_TASK DIRECTIONS_: Gather every line in the records below that contains the word "life".

Data about app and page elements:
════════════════════
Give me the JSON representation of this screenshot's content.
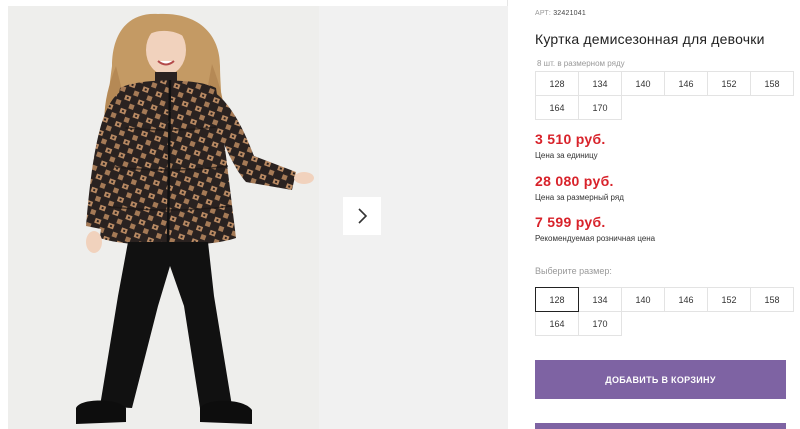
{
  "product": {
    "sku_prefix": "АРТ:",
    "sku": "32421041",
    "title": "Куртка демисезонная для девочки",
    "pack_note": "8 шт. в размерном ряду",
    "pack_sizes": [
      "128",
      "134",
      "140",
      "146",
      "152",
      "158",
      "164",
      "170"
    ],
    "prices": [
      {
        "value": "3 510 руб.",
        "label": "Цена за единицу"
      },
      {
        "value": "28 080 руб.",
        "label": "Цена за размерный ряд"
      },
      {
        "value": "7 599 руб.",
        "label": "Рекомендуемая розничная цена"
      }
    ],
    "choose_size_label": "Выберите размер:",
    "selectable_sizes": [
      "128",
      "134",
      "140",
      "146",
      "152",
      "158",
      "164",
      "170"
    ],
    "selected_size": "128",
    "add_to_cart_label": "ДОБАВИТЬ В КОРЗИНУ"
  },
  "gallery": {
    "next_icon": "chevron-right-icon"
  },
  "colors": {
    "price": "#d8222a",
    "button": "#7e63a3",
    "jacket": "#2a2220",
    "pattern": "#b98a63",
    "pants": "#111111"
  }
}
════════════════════
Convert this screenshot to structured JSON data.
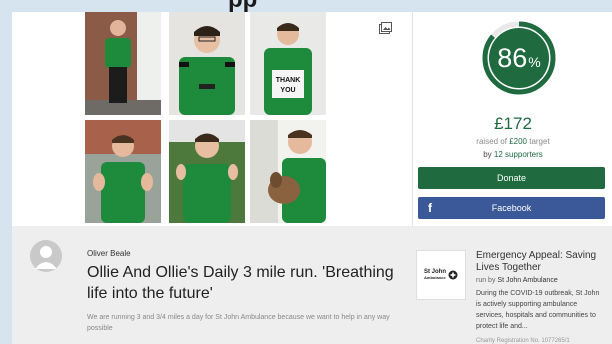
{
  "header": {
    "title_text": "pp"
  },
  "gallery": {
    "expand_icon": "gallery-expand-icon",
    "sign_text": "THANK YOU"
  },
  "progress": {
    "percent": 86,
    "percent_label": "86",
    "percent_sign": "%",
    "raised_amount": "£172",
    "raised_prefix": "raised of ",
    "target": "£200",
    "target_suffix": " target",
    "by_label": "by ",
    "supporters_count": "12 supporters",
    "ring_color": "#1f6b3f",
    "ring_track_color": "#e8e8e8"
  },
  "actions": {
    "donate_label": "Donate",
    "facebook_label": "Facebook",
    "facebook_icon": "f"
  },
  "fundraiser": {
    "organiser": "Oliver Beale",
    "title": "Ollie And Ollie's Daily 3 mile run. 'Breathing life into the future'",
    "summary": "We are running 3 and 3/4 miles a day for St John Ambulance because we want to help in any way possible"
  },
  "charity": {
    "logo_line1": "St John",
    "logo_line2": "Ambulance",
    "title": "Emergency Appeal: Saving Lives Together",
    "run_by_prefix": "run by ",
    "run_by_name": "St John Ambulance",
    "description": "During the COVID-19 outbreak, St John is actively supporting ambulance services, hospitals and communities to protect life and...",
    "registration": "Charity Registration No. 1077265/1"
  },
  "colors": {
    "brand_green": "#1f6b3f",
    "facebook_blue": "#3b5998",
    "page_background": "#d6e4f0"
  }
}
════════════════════
_OUTPUT FOR THIS EXERCISE_:
    "title": "Ollie And Ollie's Daily 3 mile run. 'Breathing life into the future'",
    "description": "During the COVID-19 outbreak, St John is actively supporting ambulance services, hospitals and communities to protect life and...",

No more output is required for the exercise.